The German police raided the German Pirate Party's servers; they claimed that the GPP was running an EtherPad instance that was being used by Anonymous activists to plan an attack on French energy giant EDF*. The
German Bremen elections are coming up soon, and the German police seizure went well beyond taking the EtherPad instance for forensic purposes; the GPP (who had a member in the last German Parliament) have been severely put out at a critical juncture.
Rick Falkvinge, who heads the Swedish Pirate Party, came to the defense of his piratical brethren today, writing, "Doing this to a democratic party–Germany's sixth largest, actually–two days before an election is nothing short of a democratic sabotage. This shows why we must introduce understanding of information policy into the justice system all across Europe. A computer is not just something you can carry away; doing so has consequences. It is not a wrench, and yet the law (and police) treat it like any tool, just like a wrench."
In response to the takeover of its servers, the German Pirate Party has been tweeting up some sturm und drang today, and its "#servergate" hashtag is the second highest "trending" tag in Germany.
Not surprisingly, the main German police website is now down, as is the website of federal investigators (the BKA). As one Anon put it in a tweet, "#Anonymous to german police: 'Let me introduce myself…' #servergate #PoliceMeetsCocks."
But the German Pirate Party called the attacks inappropriate. "We condemn the totally inappropriate actions by investigators," said Sebastian Mink, chair of the Chairman Pirate Party, "but these actions are not a reason to attack other websites and we distance ourselves from such attacks."
*If they were, I wouldn't shed a tear.
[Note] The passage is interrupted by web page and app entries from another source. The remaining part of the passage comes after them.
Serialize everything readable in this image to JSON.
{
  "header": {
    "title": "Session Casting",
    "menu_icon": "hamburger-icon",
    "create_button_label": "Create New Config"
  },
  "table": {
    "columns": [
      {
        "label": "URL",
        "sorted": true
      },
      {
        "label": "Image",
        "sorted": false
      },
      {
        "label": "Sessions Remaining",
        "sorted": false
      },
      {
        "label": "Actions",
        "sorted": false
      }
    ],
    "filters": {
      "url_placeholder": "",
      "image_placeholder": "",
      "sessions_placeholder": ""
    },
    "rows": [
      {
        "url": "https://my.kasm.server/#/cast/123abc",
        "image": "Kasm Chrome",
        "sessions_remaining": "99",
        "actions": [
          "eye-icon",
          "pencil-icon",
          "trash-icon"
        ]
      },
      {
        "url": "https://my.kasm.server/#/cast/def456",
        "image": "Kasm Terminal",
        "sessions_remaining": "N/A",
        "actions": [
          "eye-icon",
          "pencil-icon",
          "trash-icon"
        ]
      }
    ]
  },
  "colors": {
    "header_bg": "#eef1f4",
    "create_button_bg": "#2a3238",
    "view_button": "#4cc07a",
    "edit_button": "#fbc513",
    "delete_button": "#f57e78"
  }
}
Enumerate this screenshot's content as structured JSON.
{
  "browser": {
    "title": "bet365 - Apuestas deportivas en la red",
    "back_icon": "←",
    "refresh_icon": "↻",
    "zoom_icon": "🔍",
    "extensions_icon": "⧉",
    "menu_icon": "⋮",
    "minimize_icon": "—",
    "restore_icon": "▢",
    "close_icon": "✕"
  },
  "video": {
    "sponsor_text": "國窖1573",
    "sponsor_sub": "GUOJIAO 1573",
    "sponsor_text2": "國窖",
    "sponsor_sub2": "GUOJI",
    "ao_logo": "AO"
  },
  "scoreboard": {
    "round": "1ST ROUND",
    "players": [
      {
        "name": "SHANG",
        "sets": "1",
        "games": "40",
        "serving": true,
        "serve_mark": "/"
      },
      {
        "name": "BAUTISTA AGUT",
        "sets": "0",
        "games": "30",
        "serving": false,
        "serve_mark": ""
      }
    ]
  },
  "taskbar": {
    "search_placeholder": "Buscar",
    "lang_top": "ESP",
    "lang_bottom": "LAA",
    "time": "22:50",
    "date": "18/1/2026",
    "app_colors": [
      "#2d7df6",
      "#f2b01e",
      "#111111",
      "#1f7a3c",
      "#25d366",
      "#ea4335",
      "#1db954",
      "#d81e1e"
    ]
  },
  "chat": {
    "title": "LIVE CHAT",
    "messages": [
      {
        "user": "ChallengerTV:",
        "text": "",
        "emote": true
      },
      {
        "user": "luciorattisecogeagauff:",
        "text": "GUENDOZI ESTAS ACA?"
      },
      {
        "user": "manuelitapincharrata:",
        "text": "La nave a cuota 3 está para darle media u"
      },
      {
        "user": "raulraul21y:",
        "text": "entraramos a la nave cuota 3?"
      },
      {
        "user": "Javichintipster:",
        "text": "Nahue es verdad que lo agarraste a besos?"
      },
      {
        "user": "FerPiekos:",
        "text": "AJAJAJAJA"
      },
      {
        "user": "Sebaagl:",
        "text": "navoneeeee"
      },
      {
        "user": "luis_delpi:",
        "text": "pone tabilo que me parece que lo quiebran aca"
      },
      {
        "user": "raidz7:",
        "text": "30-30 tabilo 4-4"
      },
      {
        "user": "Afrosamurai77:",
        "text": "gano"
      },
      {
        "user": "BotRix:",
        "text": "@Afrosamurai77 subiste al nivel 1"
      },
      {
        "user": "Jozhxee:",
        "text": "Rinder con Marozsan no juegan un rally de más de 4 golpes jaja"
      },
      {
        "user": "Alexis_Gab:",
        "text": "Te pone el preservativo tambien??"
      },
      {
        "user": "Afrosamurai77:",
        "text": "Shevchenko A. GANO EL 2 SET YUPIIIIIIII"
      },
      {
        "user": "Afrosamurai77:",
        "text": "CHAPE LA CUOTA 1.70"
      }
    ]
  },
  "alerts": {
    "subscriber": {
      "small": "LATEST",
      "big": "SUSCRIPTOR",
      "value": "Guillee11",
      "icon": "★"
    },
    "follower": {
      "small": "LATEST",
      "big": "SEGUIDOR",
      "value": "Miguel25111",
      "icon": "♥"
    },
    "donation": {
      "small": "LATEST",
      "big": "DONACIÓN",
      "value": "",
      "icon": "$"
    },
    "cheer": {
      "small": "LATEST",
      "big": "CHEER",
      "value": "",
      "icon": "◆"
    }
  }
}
EDF provides the power to our flat here in London. Last year, during the "big freeze" (when temperatures plummeted to subzero levels), our power went out. My wife and daughter were in Toronto, but I was home — and freezing. I called EDF to report the outage, and they explained because my wife's name was on the bill, the Data Protection Act prohibited them from accepting a report of a power-outage. This is, of course, complete bullshit — and the fact that they were prepared to let me freeze rather than take note of my service outage has left me pretty unsympathetic to their woes.